Available data ▸
+-------+
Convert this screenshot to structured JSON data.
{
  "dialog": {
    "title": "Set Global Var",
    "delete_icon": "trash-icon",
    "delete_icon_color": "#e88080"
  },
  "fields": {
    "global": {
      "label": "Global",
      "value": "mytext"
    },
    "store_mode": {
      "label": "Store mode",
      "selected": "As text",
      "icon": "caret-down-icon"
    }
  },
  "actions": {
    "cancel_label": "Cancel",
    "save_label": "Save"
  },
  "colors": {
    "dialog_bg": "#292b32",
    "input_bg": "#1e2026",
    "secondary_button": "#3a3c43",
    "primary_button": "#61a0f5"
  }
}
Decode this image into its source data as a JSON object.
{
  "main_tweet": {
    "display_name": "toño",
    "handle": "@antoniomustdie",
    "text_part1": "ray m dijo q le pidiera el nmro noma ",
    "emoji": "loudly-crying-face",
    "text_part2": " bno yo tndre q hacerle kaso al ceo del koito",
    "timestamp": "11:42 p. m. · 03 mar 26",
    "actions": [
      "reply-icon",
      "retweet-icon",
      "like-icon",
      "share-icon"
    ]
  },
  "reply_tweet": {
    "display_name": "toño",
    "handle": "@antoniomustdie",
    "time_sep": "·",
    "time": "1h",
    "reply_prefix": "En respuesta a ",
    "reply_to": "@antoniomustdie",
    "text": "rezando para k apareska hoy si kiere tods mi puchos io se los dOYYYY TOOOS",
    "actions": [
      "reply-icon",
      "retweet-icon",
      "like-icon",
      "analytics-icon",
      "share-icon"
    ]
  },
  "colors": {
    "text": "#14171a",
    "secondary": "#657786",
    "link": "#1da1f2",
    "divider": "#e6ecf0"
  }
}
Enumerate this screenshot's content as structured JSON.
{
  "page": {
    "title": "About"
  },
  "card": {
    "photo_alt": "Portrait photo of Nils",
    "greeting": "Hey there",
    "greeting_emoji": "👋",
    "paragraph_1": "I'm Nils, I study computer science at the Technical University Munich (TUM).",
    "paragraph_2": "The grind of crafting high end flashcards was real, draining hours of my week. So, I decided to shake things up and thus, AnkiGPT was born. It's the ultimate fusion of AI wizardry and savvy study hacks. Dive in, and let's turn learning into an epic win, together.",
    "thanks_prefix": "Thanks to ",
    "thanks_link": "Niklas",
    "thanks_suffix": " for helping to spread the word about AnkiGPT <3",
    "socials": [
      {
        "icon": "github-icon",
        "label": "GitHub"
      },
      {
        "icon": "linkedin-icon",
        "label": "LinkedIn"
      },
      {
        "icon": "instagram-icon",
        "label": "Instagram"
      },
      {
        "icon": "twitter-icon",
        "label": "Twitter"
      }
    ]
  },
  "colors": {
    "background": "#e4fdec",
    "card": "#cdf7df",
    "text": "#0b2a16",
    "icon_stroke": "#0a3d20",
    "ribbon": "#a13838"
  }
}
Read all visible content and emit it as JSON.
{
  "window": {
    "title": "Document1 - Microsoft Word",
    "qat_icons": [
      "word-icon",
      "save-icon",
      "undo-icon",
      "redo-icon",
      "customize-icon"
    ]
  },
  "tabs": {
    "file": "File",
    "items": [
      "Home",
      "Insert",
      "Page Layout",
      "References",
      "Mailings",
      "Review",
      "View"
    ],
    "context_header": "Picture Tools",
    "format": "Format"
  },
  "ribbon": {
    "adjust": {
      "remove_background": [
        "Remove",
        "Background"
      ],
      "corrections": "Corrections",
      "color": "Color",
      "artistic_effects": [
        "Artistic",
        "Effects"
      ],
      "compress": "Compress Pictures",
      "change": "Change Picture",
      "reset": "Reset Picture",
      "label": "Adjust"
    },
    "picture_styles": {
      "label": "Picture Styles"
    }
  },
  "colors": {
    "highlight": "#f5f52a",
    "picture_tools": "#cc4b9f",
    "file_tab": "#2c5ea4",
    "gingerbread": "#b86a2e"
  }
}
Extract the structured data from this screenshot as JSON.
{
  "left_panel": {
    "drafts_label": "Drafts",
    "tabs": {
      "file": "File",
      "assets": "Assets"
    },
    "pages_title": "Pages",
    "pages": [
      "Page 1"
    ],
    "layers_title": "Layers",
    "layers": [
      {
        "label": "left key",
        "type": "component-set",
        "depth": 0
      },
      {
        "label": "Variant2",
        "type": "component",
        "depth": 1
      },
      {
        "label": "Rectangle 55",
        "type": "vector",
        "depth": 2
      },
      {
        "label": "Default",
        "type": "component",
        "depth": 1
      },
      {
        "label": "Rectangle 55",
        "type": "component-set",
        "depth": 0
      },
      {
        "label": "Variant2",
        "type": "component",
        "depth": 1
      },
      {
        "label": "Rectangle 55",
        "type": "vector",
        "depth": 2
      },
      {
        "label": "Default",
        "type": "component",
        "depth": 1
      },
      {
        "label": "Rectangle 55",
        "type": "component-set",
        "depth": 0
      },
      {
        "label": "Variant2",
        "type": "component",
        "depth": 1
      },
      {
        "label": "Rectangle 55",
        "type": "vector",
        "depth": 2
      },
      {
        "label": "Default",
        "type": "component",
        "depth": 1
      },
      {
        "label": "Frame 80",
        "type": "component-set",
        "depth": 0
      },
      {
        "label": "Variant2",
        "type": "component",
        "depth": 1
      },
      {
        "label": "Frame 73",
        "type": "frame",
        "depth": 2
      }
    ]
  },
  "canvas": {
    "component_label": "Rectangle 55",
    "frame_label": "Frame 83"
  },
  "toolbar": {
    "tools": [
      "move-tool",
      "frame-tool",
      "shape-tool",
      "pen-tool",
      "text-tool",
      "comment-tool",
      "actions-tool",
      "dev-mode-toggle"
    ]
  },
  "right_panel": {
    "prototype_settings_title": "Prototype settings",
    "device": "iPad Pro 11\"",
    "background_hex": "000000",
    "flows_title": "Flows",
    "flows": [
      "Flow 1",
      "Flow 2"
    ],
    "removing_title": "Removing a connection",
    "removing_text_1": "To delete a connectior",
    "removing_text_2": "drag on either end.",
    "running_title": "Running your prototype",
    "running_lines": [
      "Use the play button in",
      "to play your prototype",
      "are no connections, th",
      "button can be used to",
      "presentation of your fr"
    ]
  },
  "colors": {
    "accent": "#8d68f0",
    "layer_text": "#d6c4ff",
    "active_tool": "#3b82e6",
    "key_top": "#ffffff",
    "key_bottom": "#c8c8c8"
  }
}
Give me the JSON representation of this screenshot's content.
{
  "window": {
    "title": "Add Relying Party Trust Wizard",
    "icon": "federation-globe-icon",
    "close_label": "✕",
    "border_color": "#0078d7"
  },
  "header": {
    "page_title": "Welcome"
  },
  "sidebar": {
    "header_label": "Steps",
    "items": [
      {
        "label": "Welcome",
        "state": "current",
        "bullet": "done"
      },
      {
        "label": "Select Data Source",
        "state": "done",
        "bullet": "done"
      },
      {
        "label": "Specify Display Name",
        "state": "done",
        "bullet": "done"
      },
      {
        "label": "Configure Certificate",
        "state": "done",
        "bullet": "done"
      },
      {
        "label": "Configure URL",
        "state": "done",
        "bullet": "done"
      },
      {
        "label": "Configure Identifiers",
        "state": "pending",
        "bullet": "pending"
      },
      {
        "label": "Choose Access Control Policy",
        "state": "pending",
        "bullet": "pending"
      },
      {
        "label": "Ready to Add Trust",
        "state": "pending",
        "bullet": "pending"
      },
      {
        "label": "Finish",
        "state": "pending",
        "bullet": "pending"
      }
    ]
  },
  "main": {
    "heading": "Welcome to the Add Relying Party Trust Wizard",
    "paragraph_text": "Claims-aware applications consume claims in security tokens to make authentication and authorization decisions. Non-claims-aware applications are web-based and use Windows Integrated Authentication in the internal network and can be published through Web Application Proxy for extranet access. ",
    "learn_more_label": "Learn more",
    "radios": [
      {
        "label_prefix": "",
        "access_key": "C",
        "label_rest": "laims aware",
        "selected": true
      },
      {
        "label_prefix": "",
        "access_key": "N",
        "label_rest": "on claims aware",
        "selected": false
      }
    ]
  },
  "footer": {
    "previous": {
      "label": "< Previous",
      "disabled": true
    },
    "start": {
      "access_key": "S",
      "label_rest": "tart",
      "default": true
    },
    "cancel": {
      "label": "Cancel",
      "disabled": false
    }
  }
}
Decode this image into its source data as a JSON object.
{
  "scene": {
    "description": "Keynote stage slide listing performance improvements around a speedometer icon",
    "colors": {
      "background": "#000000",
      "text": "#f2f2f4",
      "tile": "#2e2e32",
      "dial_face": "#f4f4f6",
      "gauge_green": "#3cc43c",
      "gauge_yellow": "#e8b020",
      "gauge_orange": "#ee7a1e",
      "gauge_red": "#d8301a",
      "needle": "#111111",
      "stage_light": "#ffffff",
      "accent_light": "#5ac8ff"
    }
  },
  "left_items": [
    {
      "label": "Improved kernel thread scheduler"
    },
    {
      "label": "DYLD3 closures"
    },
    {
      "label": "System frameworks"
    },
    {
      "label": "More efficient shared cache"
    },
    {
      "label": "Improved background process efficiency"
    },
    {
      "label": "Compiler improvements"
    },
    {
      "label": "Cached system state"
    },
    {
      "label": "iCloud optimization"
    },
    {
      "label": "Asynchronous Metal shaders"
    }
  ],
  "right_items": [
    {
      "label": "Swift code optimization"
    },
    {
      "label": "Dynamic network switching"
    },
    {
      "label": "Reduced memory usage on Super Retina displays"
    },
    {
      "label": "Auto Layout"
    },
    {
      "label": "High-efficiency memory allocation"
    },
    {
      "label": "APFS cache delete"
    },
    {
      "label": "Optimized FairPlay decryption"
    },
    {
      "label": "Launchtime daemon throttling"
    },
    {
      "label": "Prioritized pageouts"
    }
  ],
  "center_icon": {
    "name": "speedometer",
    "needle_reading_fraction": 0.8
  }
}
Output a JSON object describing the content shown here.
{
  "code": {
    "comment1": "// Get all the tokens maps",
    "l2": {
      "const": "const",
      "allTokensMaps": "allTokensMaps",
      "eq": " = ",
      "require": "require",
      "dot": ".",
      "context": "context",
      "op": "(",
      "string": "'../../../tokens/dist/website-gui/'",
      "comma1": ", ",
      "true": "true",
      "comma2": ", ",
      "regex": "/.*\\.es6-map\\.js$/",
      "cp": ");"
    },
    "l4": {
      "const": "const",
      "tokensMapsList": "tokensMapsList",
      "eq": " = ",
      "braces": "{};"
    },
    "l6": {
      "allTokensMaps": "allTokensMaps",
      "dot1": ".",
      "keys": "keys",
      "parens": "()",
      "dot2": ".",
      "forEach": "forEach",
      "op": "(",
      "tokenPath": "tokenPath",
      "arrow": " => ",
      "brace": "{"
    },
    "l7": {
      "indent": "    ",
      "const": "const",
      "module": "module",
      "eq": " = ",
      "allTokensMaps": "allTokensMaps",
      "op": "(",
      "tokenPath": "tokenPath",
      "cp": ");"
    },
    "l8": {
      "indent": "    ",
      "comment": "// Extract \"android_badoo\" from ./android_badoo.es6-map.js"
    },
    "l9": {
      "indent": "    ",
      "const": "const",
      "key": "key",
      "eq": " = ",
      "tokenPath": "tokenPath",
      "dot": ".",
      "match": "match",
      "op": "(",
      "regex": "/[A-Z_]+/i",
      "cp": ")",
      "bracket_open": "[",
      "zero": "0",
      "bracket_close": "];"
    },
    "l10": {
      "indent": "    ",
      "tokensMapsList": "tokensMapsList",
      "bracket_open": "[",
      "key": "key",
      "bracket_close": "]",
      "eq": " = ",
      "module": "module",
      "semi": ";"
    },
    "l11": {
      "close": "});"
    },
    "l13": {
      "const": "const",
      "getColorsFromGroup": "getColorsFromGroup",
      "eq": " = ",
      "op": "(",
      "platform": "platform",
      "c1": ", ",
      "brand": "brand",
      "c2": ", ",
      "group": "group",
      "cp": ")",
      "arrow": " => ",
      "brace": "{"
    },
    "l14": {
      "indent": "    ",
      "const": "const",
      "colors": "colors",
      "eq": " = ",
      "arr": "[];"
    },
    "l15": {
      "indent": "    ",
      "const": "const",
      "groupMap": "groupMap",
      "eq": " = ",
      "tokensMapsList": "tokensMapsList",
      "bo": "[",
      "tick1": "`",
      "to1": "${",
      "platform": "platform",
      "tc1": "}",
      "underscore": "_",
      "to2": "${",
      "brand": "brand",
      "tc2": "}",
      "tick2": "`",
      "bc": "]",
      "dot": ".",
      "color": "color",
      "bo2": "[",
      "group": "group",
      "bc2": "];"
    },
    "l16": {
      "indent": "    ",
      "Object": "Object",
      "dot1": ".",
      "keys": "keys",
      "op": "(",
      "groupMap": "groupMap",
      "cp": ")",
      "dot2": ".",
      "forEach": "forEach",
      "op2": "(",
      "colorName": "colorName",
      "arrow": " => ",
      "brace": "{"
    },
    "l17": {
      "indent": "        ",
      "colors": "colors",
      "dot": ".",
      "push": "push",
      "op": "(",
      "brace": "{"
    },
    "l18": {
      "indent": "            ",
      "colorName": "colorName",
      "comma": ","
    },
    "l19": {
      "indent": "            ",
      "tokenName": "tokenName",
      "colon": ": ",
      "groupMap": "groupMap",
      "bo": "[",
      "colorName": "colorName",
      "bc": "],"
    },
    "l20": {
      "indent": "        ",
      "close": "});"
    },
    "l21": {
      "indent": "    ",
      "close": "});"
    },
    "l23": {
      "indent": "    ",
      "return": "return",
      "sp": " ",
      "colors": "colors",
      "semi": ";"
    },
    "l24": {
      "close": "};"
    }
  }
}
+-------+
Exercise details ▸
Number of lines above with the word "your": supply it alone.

Final answer ▸
3